In my personal opinion, combing is overlooked by a lot of Newfie owners.
Combing (specifically line combing) should be done more than brushing because a dog comb will get through both layers of a Newfie’s coat.
Most pin brushes won’t make it past the surface so while it might make the top coat look good, the undercoat hasn’t been touched.
When you comb or brush your dog you should be able to see the skin, not just the undercoat.
Line combing or line brushing should be part of your weekly grooming routine.
We hope that you like the products we featured in today’s post.
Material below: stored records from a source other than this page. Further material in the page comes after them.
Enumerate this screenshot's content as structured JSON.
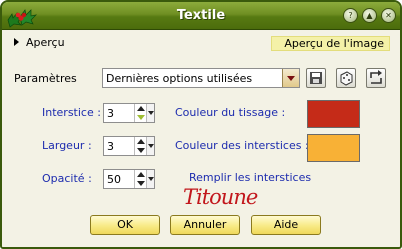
{
  "window": {
    "title": "Textile"
  },
  "preview": {
    "toggle_label": "Aperçu",
    "image_label": "Aperçu de l'image"
  },
  "params": {
    "label": "Paramètres",
    "preset_value": "Dernières options utilisées"
  },
  "interstice": {
    "label": "Interstice :",
    "value": "3"
  },
  "largeur": {
    "label": "Largeur :",
    "value": "3"
  },
  "opacite": {
    "label": "Opacité :",
    "value": "50"
  },
  "colors": {
    "tissage_label": "Couleur du tissage :",
    "tissage_color": "#c52b18",
    "interstices_label": "Couleur des interstices :",
    "interstices_color": "#f8b136"
  },
  "fill": {
    "label": "Remplir les interstices"
  },
  "signature": "Titoune",
  "buttons": {
    "ok": "OK",
    "cancel": "Annuler",
    "help": "Aide"
  },
  "icons": [
    "holly-icon",
    "help-icon",
    "minimize-icon",
    "close-icon",
    "save-preset-icon",
    "random-dice-icon",
    "reset-icon"
  ]
}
Just so we’re clear, My Brown Newfies is a participant in the Amazon LLC Associates Program, an affiliate advertising program designed to provide a means for sites to earn advertising fees by advertising and linking to Amazon.com and other affiliate programs:)
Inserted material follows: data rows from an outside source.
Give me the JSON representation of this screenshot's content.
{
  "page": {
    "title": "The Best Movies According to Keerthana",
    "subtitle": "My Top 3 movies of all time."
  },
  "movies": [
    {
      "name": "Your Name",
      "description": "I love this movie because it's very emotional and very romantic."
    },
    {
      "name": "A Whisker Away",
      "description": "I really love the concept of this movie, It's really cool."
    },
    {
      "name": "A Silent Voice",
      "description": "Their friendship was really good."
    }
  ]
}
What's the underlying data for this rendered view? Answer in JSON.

So You Found Some Mats On Your Dog, Now What?
If you found a mat or two on your dog, no worries.
Depending on how big and tight the mat is, there are some things you can do at home to remove the mat from your dog’s hair.
- Detangling spray
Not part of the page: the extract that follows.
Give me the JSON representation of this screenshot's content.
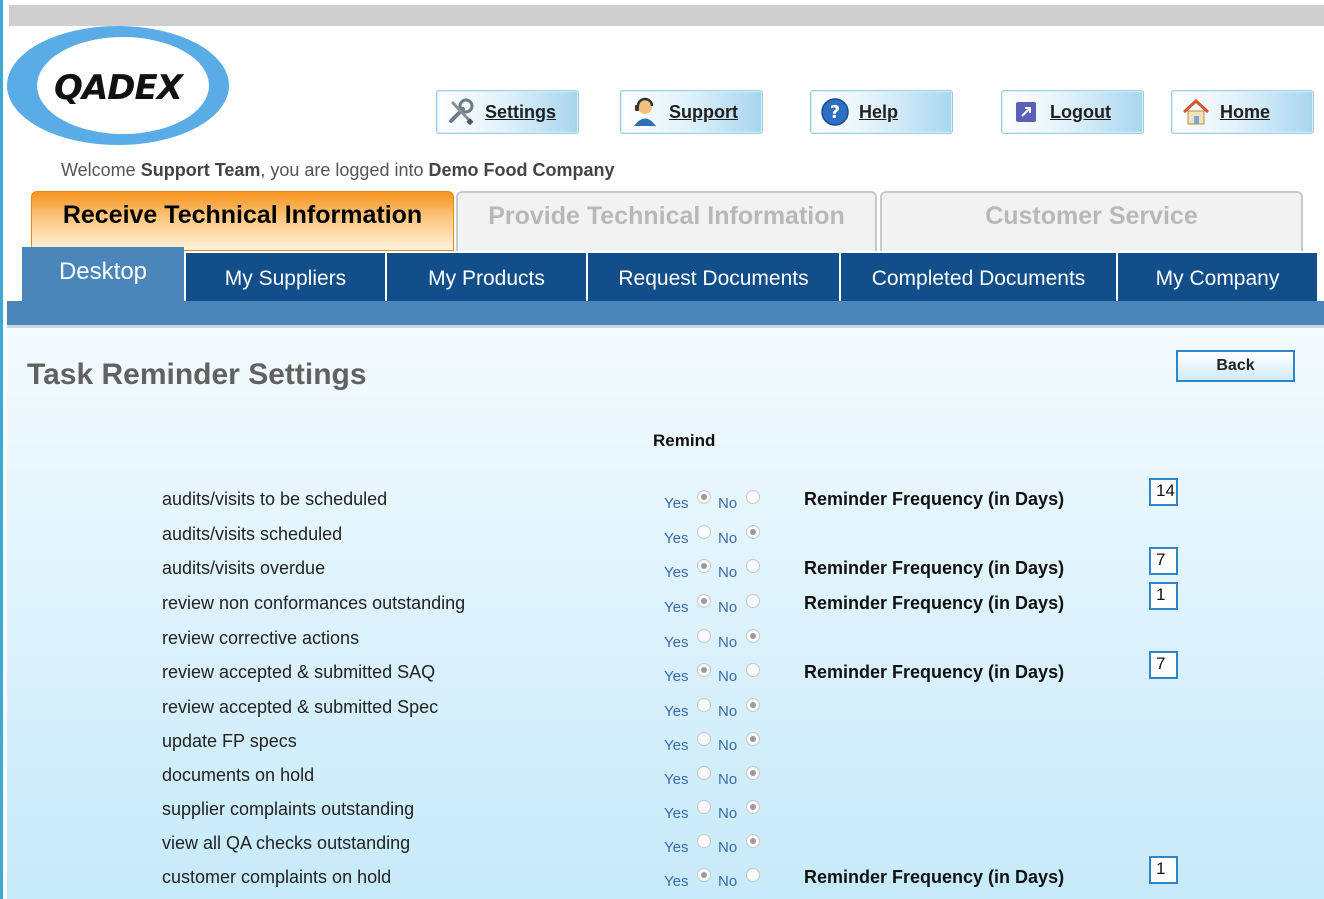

- Mat splitter
- Comb or slicker brush
Clippers are going to be the fastest and easiest route to remove loose and small mats for most people.
I have a mini Andis Clipper that I use to trim the hair underneath the paws and for small dog mats but you can also invest in professional clippers.
When using clippers to remove a dog mat you just want to make sure that you’re using the right blade and that you don’t cut the skin.
Detangling spray is a great option if you’re going to comb or slicker the mat out.
Simply spray the mat and gently work the comb through the mat.
A lot of people love The Stuff for mats and tangles.
If you don’t have grooming spray, you can dilute conditioner.
I have a few mat splitters but I’m not a huge fan of them because most of them require a lot of pulling.
I think you can get the same effect using a finishing comb.
Using cornstarch to break up a small mat is simple, fast and pain-free.
I use this method on those small knots or tangles underneath the front legs.
The cornstarch will only work on small mats, not big mats or pelted fur.
Comb or Slicker Brush
A lot of people recommend using a slicker brush for preventing mats.
I am not one of those people.
I prefer a comb over a slicker brush but you should use what works best for you and your dog’s coat type.
A good dog comb and slicker brush with detangling spray is a safe option for removing small tangles from a dog’s fur.
I saved this one for last because while I do often use scissors to remove mats, it can be dangerous, especially with a mat that is tight to the skin.
I recommend that most people save the scissors for their dog groomer.
But if you must, to avoid cutting a dog’s skin, I recommend putting your index finger against the skin and cutting the mat in front of your finger.
Then use a fine-tooth comb to gently comb the rest of the mat out.
What About Big Mats?
Newfies have a tendency to get big mats on pants or hair on their back legs by their bodacious butt.
This area often gets pelted or as some say, “yak butt”.
This area should be addressed by a groomer who has the right tools to safely remove the matted butt hair.
Any hair mat that is as big as your fist should be professionally removed as soon as possible.
How To Prevent Matted Dog Hair
COMB your dog regularly.
And when I write comb, I mean use a comb more than a brush.
Make sure that you’re getting through to that undercoat and for the love of all things Newfie, teach yourself how to line comb.
Comb the high-priority areas first.
High-priority areas are the areas on a Newfie that tend to mat the most.
Dry your dog.
Get them bone dry.
Even in the winter, dry them.
Comb your dog between grooming appointments.
It’s not up to your groomer to remove your dog’s mats every 6 weeks, it’s up to you to prevent them from happening.
And lastly, if you notice your dog chewing or licking a certain area on their body, check for hair mats.
Most dogs lick their genitals so that area is going to be prone to getting mats, especially the groin area on male dogs.
A system that I have that works well for us is that I comb the priority areas just about every day when they come inside after dinner.
It works well because they are standing and I can easily get to each area.
I’m not doing a full groom and it takes less than 3 minutes.